It has been announced that China spent approximately $279bn in total on research and development in 2017.
This marked a 14% increase year-on-year, with an increase since 2012 of 70.9%.
The Minister of Science and Technology, Wan Gang, announced the figure to media and said it is necessary for China to become a big technology innovation power by 2050.
Overall, the figure amounts to 2.1% of the country’s GDP, which according to Reuters sits against 2.8% in the US, 2.9% in Germany and 3.3% in Japan, based on figures from the World Bank.
About 77% of the spending came from enterprises, according to Wan, who added, “China needs to enter the ranks of innovative countries and become a big technological innovation power by 2050. Basic research and frontier exploration is the big lesson that must be done now.”
The research and development funding is said to have been largely spent on areas such as AI, robotics and big data. China is trying to move away from heavy industries which contribute heavily to pollution, and has established a national team to develop AI including big players like Alibaba, as well as high tech industrial parks doing work in these tech developments.
China now plans to produce 2mn electric vehicles by 2020, which will be a 100% increase on this year’s volume of 1mn.

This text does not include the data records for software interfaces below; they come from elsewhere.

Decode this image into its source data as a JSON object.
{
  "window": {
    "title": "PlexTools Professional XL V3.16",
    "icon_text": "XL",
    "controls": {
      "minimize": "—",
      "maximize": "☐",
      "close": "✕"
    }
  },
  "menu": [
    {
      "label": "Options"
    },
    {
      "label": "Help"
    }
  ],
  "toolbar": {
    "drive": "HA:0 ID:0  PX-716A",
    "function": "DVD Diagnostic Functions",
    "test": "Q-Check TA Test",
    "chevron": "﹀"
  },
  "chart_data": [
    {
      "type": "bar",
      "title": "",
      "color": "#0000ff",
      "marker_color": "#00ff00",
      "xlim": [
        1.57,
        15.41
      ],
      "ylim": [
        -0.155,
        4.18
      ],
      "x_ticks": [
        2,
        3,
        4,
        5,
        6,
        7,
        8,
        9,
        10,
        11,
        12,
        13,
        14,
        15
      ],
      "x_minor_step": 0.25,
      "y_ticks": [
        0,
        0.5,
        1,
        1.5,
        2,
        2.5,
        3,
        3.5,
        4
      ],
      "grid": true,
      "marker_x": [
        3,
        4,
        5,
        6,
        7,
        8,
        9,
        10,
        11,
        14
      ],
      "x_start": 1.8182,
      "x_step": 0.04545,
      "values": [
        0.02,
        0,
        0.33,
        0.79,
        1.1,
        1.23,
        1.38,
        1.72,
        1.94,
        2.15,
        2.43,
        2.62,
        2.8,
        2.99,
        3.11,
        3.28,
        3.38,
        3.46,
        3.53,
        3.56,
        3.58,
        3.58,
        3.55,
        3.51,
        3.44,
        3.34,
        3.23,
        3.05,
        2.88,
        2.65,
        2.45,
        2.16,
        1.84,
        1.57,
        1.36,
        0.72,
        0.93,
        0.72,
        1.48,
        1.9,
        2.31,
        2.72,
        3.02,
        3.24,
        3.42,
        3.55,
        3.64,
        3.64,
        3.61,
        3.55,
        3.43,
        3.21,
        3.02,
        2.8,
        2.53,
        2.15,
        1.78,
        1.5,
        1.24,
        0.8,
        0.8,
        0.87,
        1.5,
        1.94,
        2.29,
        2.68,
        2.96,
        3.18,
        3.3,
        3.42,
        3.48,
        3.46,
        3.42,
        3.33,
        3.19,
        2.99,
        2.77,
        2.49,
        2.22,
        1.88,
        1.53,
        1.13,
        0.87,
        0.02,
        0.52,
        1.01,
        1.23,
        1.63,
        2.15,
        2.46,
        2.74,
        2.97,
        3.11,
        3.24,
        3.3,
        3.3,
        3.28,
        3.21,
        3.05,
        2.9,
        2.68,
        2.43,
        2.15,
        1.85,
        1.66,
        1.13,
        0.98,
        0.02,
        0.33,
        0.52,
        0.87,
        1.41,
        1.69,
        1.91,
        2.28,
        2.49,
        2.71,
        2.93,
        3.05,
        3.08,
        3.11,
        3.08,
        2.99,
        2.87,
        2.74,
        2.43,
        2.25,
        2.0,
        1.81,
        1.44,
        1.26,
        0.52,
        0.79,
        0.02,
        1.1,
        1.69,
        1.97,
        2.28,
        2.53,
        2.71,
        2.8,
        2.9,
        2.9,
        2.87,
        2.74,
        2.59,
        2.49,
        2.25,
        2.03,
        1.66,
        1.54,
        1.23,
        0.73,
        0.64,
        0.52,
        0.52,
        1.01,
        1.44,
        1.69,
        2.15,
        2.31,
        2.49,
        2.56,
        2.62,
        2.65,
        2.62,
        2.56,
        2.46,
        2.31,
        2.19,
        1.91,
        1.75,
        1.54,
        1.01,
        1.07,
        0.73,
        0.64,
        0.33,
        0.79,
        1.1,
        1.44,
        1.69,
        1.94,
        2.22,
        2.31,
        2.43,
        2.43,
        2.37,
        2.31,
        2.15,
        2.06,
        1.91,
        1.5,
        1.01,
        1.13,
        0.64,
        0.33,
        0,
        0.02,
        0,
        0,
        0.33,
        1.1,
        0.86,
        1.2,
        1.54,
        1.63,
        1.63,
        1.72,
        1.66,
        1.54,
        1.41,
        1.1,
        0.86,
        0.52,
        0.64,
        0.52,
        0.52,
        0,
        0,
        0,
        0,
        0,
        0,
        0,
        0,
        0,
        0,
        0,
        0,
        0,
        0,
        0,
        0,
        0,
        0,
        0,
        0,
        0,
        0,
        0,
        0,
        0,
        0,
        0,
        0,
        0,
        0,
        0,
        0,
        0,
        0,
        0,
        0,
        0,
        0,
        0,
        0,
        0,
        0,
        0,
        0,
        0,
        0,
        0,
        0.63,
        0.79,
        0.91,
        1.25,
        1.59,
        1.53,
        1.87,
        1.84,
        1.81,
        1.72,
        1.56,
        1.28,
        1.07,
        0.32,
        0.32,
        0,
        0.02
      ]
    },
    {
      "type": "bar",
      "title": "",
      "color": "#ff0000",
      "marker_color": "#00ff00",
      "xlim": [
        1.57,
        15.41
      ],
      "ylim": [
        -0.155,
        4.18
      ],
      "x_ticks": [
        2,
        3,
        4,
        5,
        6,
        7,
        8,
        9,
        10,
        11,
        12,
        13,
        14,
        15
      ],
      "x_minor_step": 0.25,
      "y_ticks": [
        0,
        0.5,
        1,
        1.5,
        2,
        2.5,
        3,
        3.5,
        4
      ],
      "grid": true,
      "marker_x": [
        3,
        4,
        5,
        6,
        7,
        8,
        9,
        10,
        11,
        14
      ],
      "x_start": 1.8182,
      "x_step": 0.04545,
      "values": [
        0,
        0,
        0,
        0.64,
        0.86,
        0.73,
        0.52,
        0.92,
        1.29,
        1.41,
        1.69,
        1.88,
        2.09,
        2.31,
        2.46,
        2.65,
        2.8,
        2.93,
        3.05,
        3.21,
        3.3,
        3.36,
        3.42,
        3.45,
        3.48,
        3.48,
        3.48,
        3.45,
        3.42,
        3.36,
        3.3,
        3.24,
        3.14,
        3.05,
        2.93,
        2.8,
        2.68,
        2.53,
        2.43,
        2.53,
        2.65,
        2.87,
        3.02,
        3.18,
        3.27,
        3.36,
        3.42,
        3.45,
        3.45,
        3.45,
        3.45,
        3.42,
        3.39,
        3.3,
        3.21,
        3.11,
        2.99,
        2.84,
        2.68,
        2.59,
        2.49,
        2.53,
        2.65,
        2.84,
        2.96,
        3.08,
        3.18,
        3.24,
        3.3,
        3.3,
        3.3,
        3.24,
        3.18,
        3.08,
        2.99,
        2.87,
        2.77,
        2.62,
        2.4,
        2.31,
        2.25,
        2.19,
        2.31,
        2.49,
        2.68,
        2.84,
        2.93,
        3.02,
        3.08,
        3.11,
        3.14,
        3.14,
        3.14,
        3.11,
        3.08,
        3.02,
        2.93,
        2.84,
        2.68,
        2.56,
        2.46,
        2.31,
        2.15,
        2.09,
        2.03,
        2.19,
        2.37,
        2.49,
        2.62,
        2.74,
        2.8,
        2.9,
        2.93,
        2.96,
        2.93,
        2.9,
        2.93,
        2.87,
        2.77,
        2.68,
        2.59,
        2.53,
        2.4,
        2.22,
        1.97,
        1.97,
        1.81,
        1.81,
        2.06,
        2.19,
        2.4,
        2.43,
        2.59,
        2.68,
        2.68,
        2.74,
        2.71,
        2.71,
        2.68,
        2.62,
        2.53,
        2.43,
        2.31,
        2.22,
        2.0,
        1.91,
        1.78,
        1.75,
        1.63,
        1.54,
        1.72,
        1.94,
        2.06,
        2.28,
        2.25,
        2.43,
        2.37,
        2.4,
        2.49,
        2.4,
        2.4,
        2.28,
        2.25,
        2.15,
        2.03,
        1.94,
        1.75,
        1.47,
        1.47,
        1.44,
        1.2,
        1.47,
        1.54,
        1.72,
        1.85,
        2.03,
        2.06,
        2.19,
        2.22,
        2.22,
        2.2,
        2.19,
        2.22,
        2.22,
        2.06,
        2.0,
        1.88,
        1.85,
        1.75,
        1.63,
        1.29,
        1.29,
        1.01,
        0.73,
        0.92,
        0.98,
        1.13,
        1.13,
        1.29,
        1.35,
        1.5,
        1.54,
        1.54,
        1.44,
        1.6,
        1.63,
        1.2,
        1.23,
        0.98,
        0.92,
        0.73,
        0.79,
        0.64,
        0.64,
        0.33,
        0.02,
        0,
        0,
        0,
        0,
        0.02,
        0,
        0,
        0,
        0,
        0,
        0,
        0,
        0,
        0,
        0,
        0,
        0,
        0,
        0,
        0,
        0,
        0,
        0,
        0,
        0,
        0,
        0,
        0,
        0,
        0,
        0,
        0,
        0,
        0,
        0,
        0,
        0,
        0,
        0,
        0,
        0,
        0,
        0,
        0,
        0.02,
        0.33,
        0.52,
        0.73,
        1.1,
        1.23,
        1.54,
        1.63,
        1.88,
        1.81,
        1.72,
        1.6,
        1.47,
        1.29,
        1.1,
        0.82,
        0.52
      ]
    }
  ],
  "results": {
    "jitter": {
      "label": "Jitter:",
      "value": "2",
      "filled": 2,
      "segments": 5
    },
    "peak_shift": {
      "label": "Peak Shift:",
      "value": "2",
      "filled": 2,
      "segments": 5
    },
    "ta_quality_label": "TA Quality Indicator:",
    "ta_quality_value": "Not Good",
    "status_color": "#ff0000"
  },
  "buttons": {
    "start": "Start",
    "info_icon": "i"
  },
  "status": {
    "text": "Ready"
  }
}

All this forms part of the 13th five-year plan for national science and technology talent development which runs from 2016-2020.